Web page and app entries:
##############################
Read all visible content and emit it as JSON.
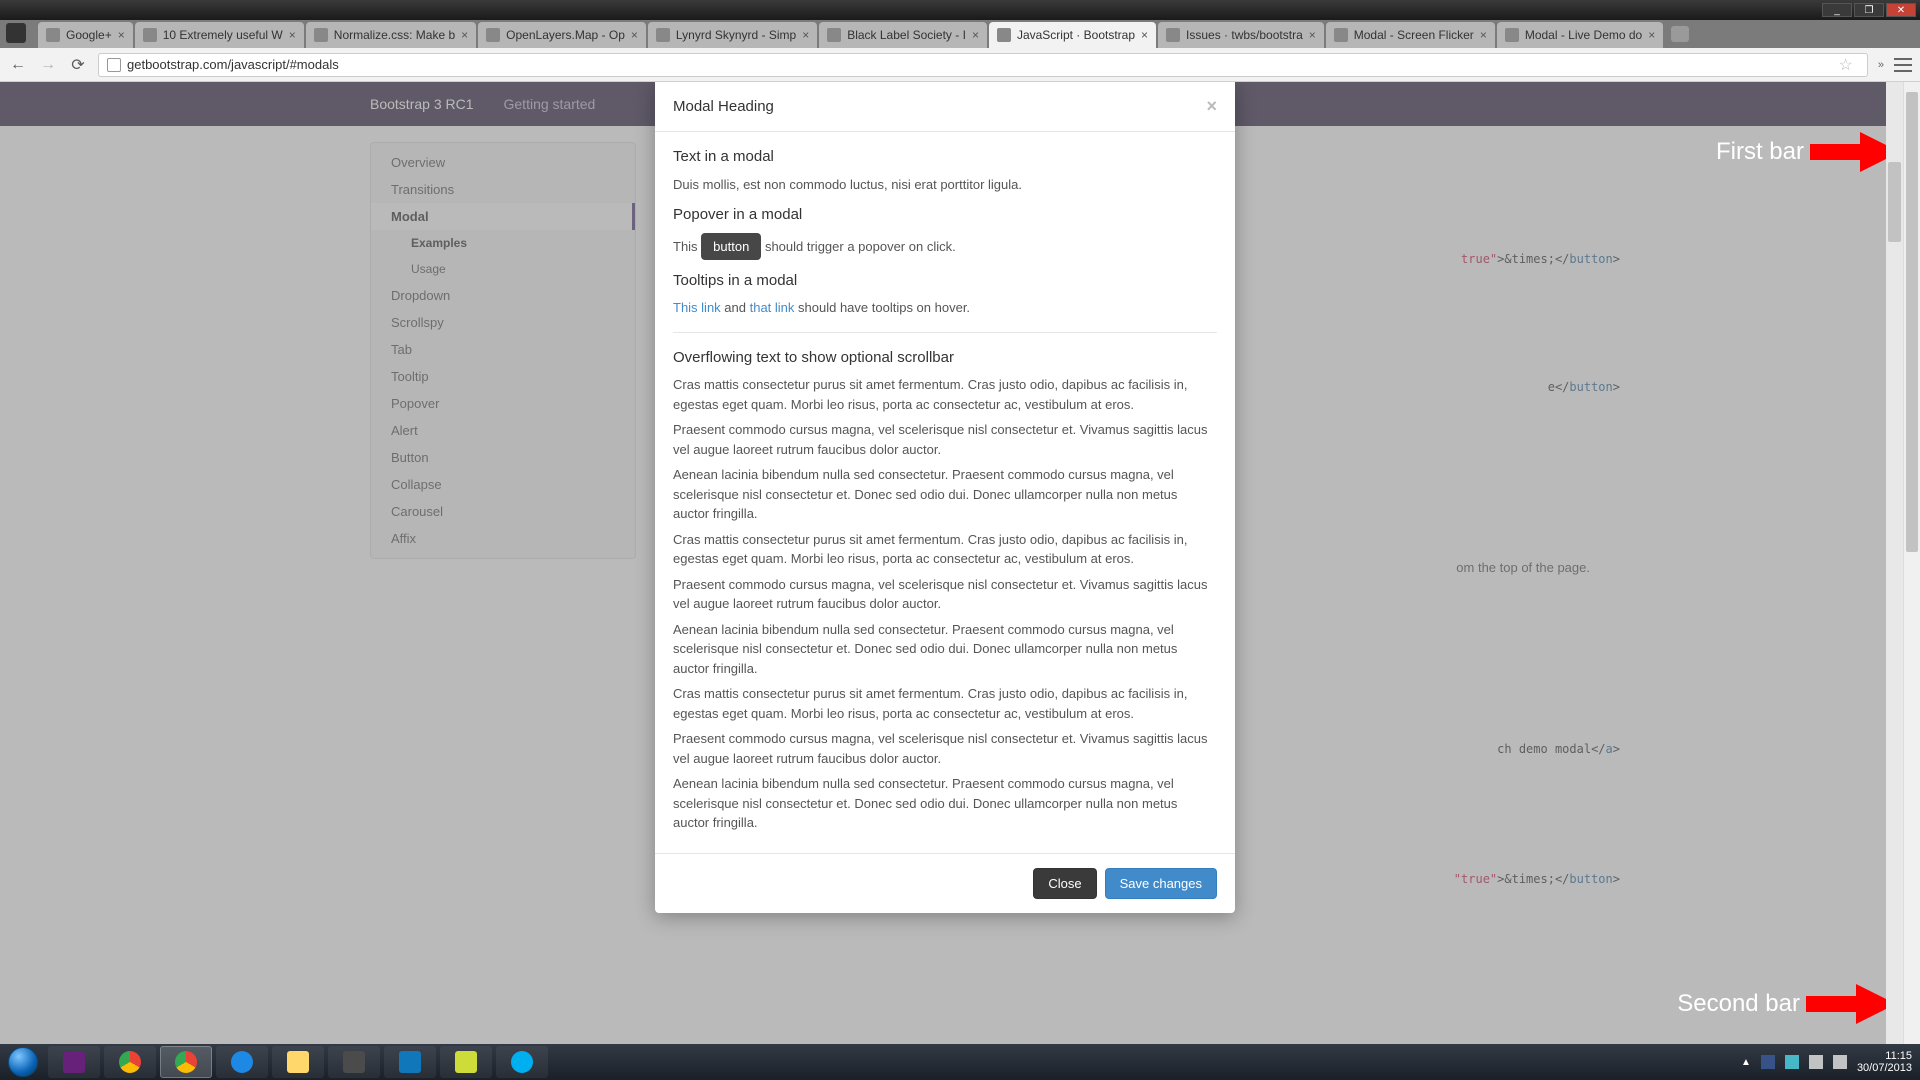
{
  "window": {
    "min": "_",
    "max": "❐",
    "close": "✕"
  },
  "tabs": [
    {
      "label": "Google+",
      "fav": "fav-gp"
    },
    {
      "label": "10 Extremely useful W",
      "fav": "fav-hn"
    },
    {
      "label": "Normalize.css: Make b",
      "fav": "fav-ncss"
    },
    {
      "label": "OpenLayers.Map - Op",
      "fav": "fav-ol"
    },
    {
      "label": "Lynyrd Skynyrd - Simp",
      "fav": "fav-yt"
    },
    {
      "label": "Black Label Society - I",
      "fav": "fav-yt"
    },
    {
      "label": "JavaScript · Bootstrap",
      "fav": "fav-bs",
      "active": true
    },
    {
      "label": "Issues · twbs/bootstra",
      "fav": "fav-gh"
    },
    {
      "label": "Modal - Screen Flicker",
      "fav": "fav-gh"
    },
    {
      "label": "Modal - Live Demo do",
      "fav": "fav-gh"
    }
  ],
  "url": "getbootstrap.com/javascript/#modals",
  "bsnav": {
    "brand": "Bootstrap 3 RC1",
    "link1": "Getting started"
  },
  "sidenav": [
    "Overview",
    "Transitions",
    "Modal",
    "Examples",
    "Usage",
    "Dropdown",
    "Scrollspy",
    "Tab",
    "Tooltip",
    "Popover",
    "Alert",
    "Button",
    "Collapse",
    "Carousel",
    "Affix"
  ],
  "modal": {
    "title": "Modal Heading",
    "h1": "Text in a modal",
    "p1": "Duis mollis, est non commodo luctus, nisi erat porttitor ligula.",
    "h2": "Popover in a modal",
    "p2a": "This ",
    "btn": "button",
    "p2b": " should trigger a popover on click.",
    "h3": "Tooltips in a modal",
    "link1": "This link",
    "and": " and ",
    "link2": "that link",
    "p3b": " should have tooltips on hover.",
    "h4": "Overflowing text to show optional scrollbar",
    "para_a": "Cras mattis consectetur purus sit amet fermentum. Cras justo odio, dapibus ac facilisis in, egestas eget quam. Morbi leo risus, porta ac consectetur ac, vestibulum at eros.",
    "para_b": "Praesent commodo cursus magna, vel scelerisque nisl consectetur et. Vivamus sagittis lacus vel augue laoreet rutrum faucibus dolor auctor.",
    "para_c": "Aenean lacinia bibendum nulla sed consectetur. Praesent commodo cursus magna, vel scelerisque nisl consectetur et. Donec sed odio dui. Donec ullamcorper nulla non metus auctor fringilla.",
    "close": "Close",
    "save": "Save changes"
  },
  "bgtext": {
    "peek": "om the top of the page."
  },
  "code": {
    "l1a": "true\"",
    "l1b": ">&times;</",
    "l1c": "button",
    "l1d": ">",
    "l2a": "e</",
    "l2b": "button",
    "l2c": ">",
    "l3a": "ch demo modal</",
    "l3b": "a",
    "l3c": ">",
    "l4a": "\"true\"",
    "l4b": ">&times;</",
    "l4c": "button",
    "l4d": ">"
  },
  "annot": {
    "first": "First bar",
    "second": "Second bar"
  },
  "tray": {
    "time": "11:15",
    "date": "30/07/2013"
  }
}
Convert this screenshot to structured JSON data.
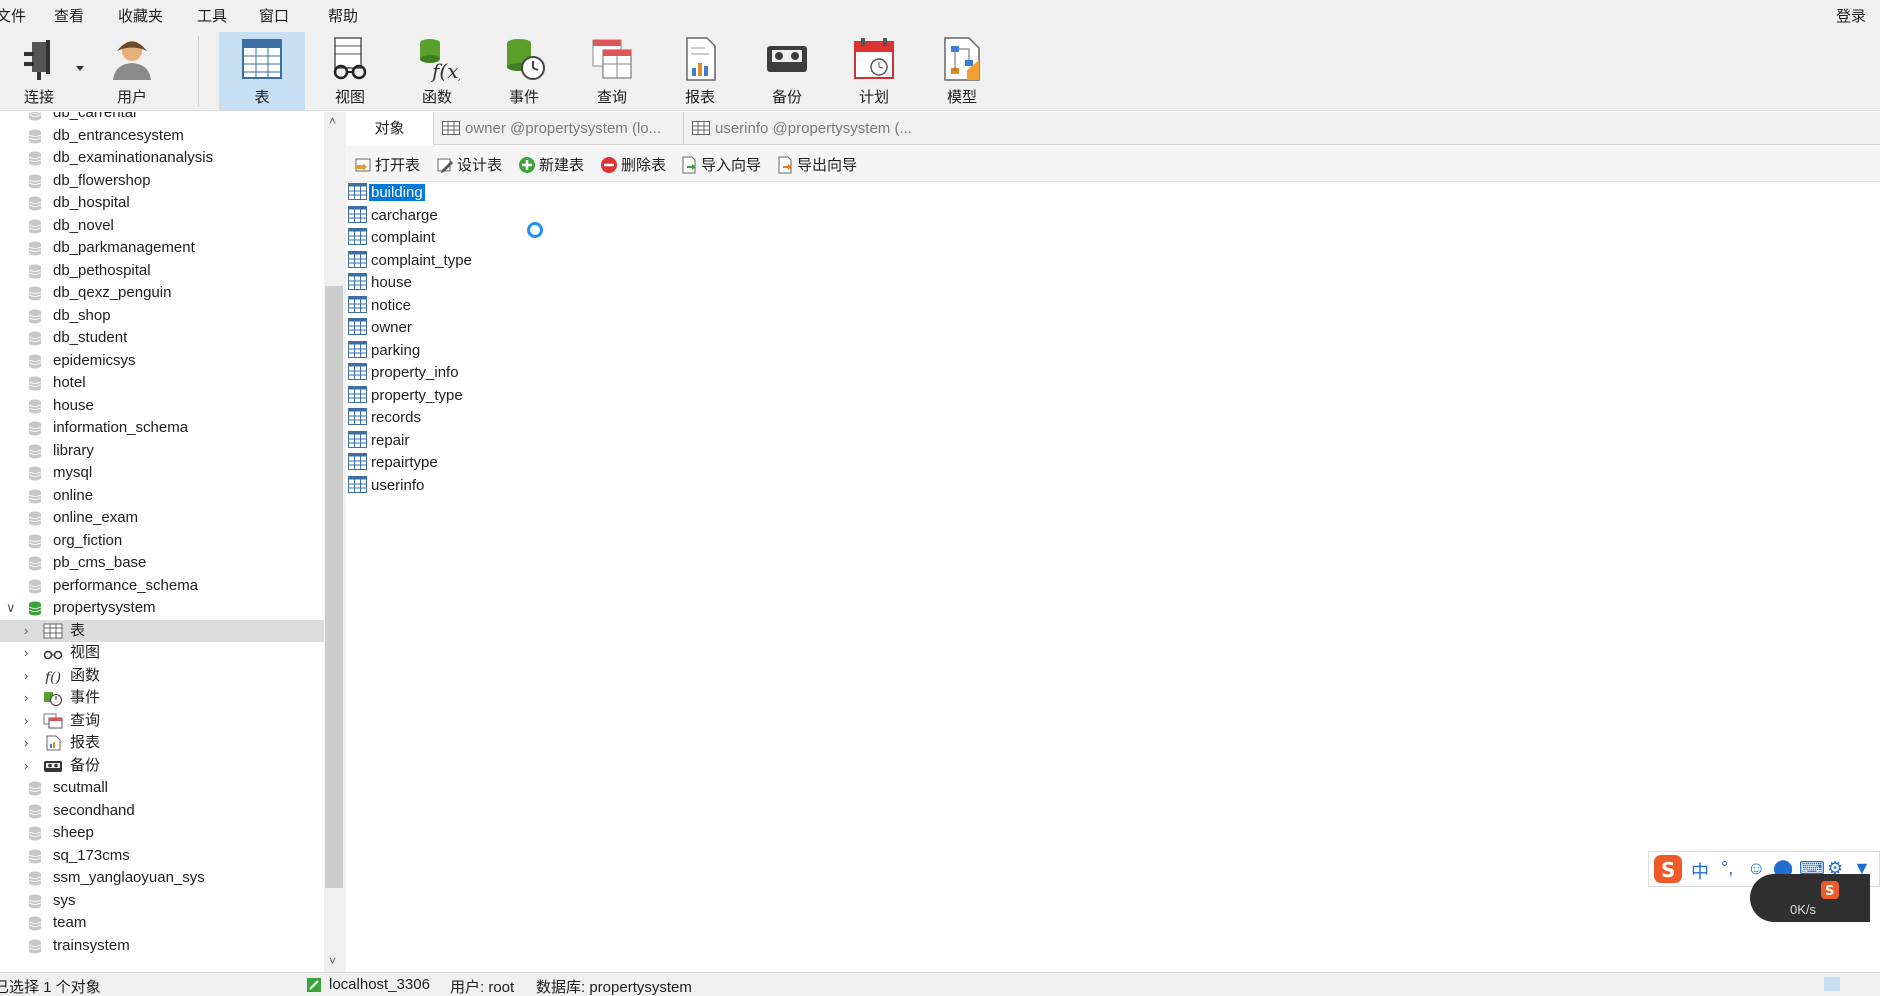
{
  "menu": {
    "items": [
      "文件",
      "查看",
      "收藏夹",
      "工具",
      "窗口",
      "帮助"
    ],
    "login": "登录"
  },
  "toolbar": {
    "connect": "连接",
    "user": "用户",
    "table": "表",
    "view": "视图",
    "function": "函数",
    "event": "事件",
    "query": "查询",
    "report": "报表",
    "backup": "备份",
    "schedule": "计划",
    "model": "模型"
  },
  "sidebar": {
    "databases_before": [
      "db_carrental",
      "db_entrancesystem",
      "db_examinationanalysis",
      "db_flowershop",
      "db_hospital",
      "db_novel",
      "db_parkmanagement",
      "db_pethospital",
      "db_qexz_penguin",
      "db_shop",
      "db_student",
      "epidemicsys",
      "hotel",
      "house",
      "information_schema",
      "library",
      "mysql",
      "online",
      "online_exam",
      "org_fiction",
      "pb_cms_base",
      "performance_schema"
    ],
    "open_database": "propertysystem",
    "children": [
      "表",
      "视图",
      "函数",
      "事件",
      "查询",
      "报表",
      "备份"
    ],
    "databases_after": [
      "scutmall",
      "secondhand",
      "sheep",
      "sq_173cms",
      "ssm_yanglaoyuan_sys",
      "sys",
      "team",
      "trainsystem"
    ]
  },
  "tabs": {
    "objects": "对象",
    "tab1": "owner @propertysystem (lo...",
    "tab2": "userinfo @propertysystem (..."
  },
  "objbar": {
    "open": "打开表",
    "design": "设计表",
    "new": "新建表",
    "delete": "删除表",
    "import": "导入向导",
    "export": "导出向导"
  },
  "tables": [
    "building",
    "carcharge",
    "complaint",
    "complaint_type",
    "house",
    "notice",
    "owner",
    "parking",
    "property_info",
    "property_type",
    "records",
    "repair",
    "repairtype",
    "userinfo"
  ],
  "selected_table": "building",
  "ime": {
    "zh": "中"
  },
  "net": {
    "up": "0",
    "down": "0K/s"
  },
  "status": {
    "selection": "已选择 1 个对象",
    "connection": "localhost_3306",
    "user": "用户: root",
    "database": "数据库: propertysystem"
  },
  "colors": {
    "accent": "#0078d7",
    "toolbar_active": "#c7dff3",
    "db_icon": "#c8c8c8",
    "db_open_icon": "#3aa33a"
  }
}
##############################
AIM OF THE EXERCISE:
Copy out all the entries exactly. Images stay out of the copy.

EXERCISE SOLUTION:
Read all visible content and emit it as JSON.
{
  "window": {
    "min": "_",
    "max": "❐",
    "close": "✕"
  },
  "tabs": [
    {
      "label": "Google+",
      "fav": "fav-gp"
    },
    {
      "label": "10 Extremely useful W",
      "fav": "fav-hn"
    },
    {
      "label": "Normalize.css: Make b",
      "fav": "fav-ncss"
    },
    {
      "label": "OpenLayers.Map - Op",
      "fav": "fav-ol"
    },
    {
      "label": "Lynyrd Skynyrd - Simp",
      "fav": "fav-yt"
    },
    {
      "label": "Black Label Society - I",
      "fav": "fav-yt"
    },
    {
      "label": "JavaScript · Bootstrap",
      "fav": "fav-bs",
      "active": true
    },
    {
      "label": "Issues · twbs/bootstra",
      "fav": "fav-gh"
    },
    {
      "label": "Modal - Screen Flicker",
      "fav": "fav-gh"
    },
    {
      "label": "Modal - Live Demo do",
      "fav": "fav-gh"
    }
  ],
  "url": "getbootstrap.com/javascript/#modals",
  "bsnav": {
    "brand": "Bootstrap 3 RC1",
    "link1": "Getting started"
  },
  "sidenav": [
    "Overview",
    "Transitions",
    "Modal",
    "Examples",
    "Usage",
    "Dropdown",
    "Scrollspy",
    "Tab",
    "Tooltip",
    "Popover",
    "Alert",
    "Button",
    "Collapse",
    "Carousel",
    "Affix"
  ],
  "modal": {
    "title": "Modal Heading",
    "h1": "Text in a modal",
    "p1": "Duis mollis, est non commodo luctus, nisi erat porttitor ligula.",
    "h2": "Popover in a modal",
    "p2a": "This ",
    "btn": "button",
    "p2b": " should trigger a popover on click.",
    "h3": "Tooltips in a modal",
    "link1": "This link",
    "and": " and ",
    "link2": "that link",
    "p3b": " should have tooltips on hover.",
    "h4": "Overflowing text to show optional scrollbar",
    "para_a": "Cras mattis consectetur purus sit amet fermentum. Cras justo odio, dapibus ac facilisis in, egestas eget quam. Morbi leo risus, porta ac consectetur ac, vestibulum at eros.",
    "para_b": "Praesent commodo cursus magna, vel scelerisque nisl consectetur et. Vivamus sagittis lacus vel augue laoreet rutrum faucibus dolor auctor.",
    "para_c": "Aenean lacinia bibendum nulla sed consectetur. Praesent commodo cursus magna, vel scelerisque nisl consectetur et. Donec sed odio dui. Donec ullamcorper nulla non metus auctor fringilla.",
    "close": "Close",
    "save": "Save changes"
  },
  "bgtext": {
    "peek": "om the top of the page."
  },
  "code": {
    "l1a": "true\"",
    "l1b": ">&times;</",
    "l1c": "button",
    "l1d": ">",
    "l2a": "e</",
    "l2b": "button",
    "l2c": ">",
    "l3a": "ch demo modal</",
    "l3b": "a",
    "l3c": ">",
    "l4a": "\"true\"",
    "l4b": ">&times;</",
    "l4c": "button",
    "l4d": ">"
  },
  "annot": {
    "first": "First bar",
    "second": "Second bar"
  },
  "tray": {
    "time": "11:15",
    "date": "30/07/2013"
  }
}
Convert this screenshot to structured JSON data.
{
  "menu": {
    "items": [
      "文件",
      "查看",
      "收藏夹",
      "工具",
      "窗口",
      "帮助"
    ],
    "login": "登录"
  },
  "toolbar": {
    "connect": "连接",
    "user": "用户",
    "table": "表",
    "view": "视图",
    "function": "函数",
    "event": "事件",
    "query": "查询",
    "report": "报表",
    "backup": "备份",
    "schedule": "计划",
    "model": "模型"
  },
  "sidebar": {
    "databases_before": [
      "db_carrental",
      "db_entrancesystem",
      "db_examinationanalysis",
      "db_flowershop",
      "db_hospital",
      "db_novel",
      "db_parkmanagement",
      "db_pethospital",
      "db_qexz_penguin",
      "db_shop",
      "db_student",
      "epidemicsys",
      "hotel",
      "house",
      "information_schema",
      "library",
      "mysql",
      "online",
      "online_exam",
      "org_fiction",
      "pb_cms_base",
      "performance_schema"
    ],
    "open_database": "propertysystem",
    "children": [
      "表",
      "视图",
      "函数",
      "事件",
      "查询",
      "报表",
      "备份"
    ],
    "databases_after": [
      "scutmall",
      "secondhand",
      "sheep",
      "sq_173cms",
      "ssm_yanglaoyuan_sys",
      "sys",
      "team",
      "trainsystem"
    ]
  },
  "tabs": {
    "objects": "对象",
    "tab1": "owner @propertysystem (lo...",
    "tab2": "userinfo @propertysystem (..."
  },
  "objbar": {
    "open": "打开表",
    "design": "设计表",
    "new": "新建表",
    "delete": "删除表",
    "import": "导入向导",
    "export": "导出向导"
  },
  "tables": [
    "building",
    "carcharge",
    "complaint",
    "complaint_type",
    "house",
    "notice",
    "owner",
    "parking",
    "property_info",
    "property_type",
    "records",
    "repair",
    "repairtype",
    "userinfo"
  ],
  "selected_table": "building",
  "ime": {
    "zh": "中"
  },
  "net": {
    "up": "0",
    "down": "0K/s"
  },
  "status": {
    "selection": "已选择 1 个对象",
    "connection": "localhost_3306",
    "user": "用户: root",
    "database": "数据库: propertysystem"
  },
  "colors": {
    "accent": "#0078d7",
    "toolbar_active": "#c7dff3",
    "db_icon": "#c8c8c8",
    "db_open_icon": "#3aa33a"
  }
}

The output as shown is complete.